OPINION PIECE: Could a return to full employment be the answer to rebuilding the post-COVID-19 economy?

12 May 2020

The COVID-19 crisis has exposed the fragility of the economy and the resulting anxiety felt by everyday people. Too many families are living one pay packet to the next and small businesses worry they could go under with one unexpected bill.
This crisis has shattered national and international economies. It has reduced the incomes of millions of Australians. It will delay the retirement of hundreds of thousands of baby boomers, many of whom will retire with less savings. Our younger generation won’t escape the downturn either - it will delay career advancement and work opportunities for many.
For decades now, people have been living anxious lives with insecure jobs, underemployed, trying to make a living. They worry about record levels of household debt, about the increasing costs of living, flatlining wages growth and whether high youth unemployment will catch their kids in its wrath. They struggle to access declining education and training opportunities. With 40% of Australians already in insecure work, our kids are facing futures in which permanent jobs with stable conditions are becoming a matter of luck.
The pandemic has pushed many of us to the edge.
It has reminded us that secure work and conditions are a vital element of a truly resilient economy and a happy society – and that its time for a massive rethink of labour market dynamics.
To rebuild a better post-COVID economy, we can turn to our own history for a blueprint of how to do it.
After the Second World War, the Chifley government implemented a full employment policy outlined in a White Paper written by H.C. “Nugget” Coombs. It was a tangible plan to realise the potential of all Australian workers. It begins with a simple recognition “that the people of Australia will demand and are entitled to expect full employment.” It places the responsibility for delivering that employment squarely upon government.

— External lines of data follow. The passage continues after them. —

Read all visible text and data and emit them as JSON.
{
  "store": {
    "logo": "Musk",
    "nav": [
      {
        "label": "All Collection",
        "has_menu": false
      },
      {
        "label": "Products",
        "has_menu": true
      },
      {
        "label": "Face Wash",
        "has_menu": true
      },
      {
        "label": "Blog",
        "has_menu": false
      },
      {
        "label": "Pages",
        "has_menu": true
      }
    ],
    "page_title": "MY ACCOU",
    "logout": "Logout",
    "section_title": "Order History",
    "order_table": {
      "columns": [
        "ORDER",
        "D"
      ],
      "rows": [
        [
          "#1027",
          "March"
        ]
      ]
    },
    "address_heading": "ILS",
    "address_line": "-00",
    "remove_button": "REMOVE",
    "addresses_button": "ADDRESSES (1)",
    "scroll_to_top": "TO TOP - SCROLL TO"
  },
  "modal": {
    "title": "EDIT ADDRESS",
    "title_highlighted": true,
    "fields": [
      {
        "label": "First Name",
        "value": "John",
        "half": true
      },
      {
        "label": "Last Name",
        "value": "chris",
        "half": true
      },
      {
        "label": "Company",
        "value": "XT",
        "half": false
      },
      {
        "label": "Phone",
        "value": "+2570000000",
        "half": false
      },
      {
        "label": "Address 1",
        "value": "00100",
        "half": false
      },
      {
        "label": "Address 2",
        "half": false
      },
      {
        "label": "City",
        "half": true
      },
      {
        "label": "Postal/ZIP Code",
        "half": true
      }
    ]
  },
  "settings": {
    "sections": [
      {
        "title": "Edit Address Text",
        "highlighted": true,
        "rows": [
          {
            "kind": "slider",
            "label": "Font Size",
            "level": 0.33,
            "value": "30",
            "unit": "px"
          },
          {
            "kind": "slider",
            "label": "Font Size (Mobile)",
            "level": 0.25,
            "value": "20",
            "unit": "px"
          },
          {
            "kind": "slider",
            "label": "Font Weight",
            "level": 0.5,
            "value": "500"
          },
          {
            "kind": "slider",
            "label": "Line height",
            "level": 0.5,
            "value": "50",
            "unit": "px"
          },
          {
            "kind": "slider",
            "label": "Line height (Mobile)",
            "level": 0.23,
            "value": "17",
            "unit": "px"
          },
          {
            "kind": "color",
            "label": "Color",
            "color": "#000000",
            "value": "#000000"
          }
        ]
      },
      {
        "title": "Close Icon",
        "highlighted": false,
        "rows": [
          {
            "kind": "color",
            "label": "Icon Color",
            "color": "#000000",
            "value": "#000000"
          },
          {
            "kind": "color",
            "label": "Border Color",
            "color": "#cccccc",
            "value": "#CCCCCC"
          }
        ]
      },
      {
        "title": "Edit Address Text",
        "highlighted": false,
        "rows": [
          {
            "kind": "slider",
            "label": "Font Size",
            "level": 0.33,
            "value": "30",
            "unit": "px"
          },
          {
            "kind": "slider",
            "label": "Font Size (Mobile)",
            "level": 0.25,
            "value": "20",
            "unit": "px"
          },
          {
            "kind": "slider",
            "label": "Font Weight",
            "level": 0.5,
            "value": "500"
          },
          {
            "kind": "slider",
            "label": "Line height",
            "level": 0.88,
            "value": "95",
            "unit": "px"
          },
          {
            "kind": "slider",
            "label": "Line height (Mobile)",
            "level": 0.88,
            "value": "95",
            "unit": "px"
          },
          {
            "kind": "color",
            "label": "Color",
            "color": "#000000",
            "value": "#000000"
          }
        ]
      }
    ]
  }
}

It committed the government to an economic framework that ensured everyone who wanted a job could get one and, at the same time, it allowed our country to welcome two million migrants from post-war Europe into the economy.
Fanciful, I hear you and many younger generations say. But it was a policy that prevailed for some 30 years. Even successive Liberal governments maintained it, keeping unemployment at or below 2%. It meant pulling policy levers that kept people employed like co-investment in the automobile industry, or direct government employment in utilities and the public service; through apprenticeships, traineeships and cadetships; through massive public works programs and smaller ones at local government level.
It is not fanciful, and with political will and an acknowledgement that the neo-liberal approach has not created the resilient economy we need, we could achieve it again. 
I see a sustainable future for our economy; towards direct investment in revitalising our energy grid, encouraging investment in wind and solar farms, building a hydrogen industry, closing the loop on our own waste management and hiring Indigenous Rangers to re-connect us with traditional land use and care. A full employment policy could support the workforce we need to regenerate our environments devasted by the summer fires and help mitigate the climate emergency.
It could include procurement policies that help our manufacturing sector grow and diversify so we are not reliant on global supply chains for vital products. We could increase the number of permanent workers in the public services to staff the Centrelink phonelines and clear the visa backlog. It could drive vocational training and entry level opportunities for good, steady jobs to ensure the NDIS and aged care sectors deliver for the vulnerable in our community.
Full employment policy with a jobs compact is key to ensuring we have a workforce skilled, ready and able to build the infrastructure, and the society, of the future. Yes, it will cost money. But the return would be immeasurable. The basic economic premise that money in people’s pockets is what drives the economy is sound.
The worst of the economic impact from the pandemic is yet to come and the 6 million people on JobKeeper demonstrate that the private sector is not up to the challenge without significant government intervention.
The looming challenge to this social and economic transformation will be the politics, specifically the Morrison Government’s delusional policy of ‘snap back’. In the months ahead we will see a battle over debt. The conservatives will want austerity and deregulation to pay down the debt. They will want to lower wages, gut environmental and workplace protections and punish those who can least afford it.
If we do this, we will simply tread water or even sink in comparison with other G20 economies.  
As Anthony Albanese said in his vision statement, it can’t be business as usual. We need to transform our economy and society so that the shock of the next bushfire or coronavirus emergency isn’t so great.
We need governments in these anxious times to rebuild productive and sustainable economies through a full employment policy, and directly creating jobs, jobs, jobs!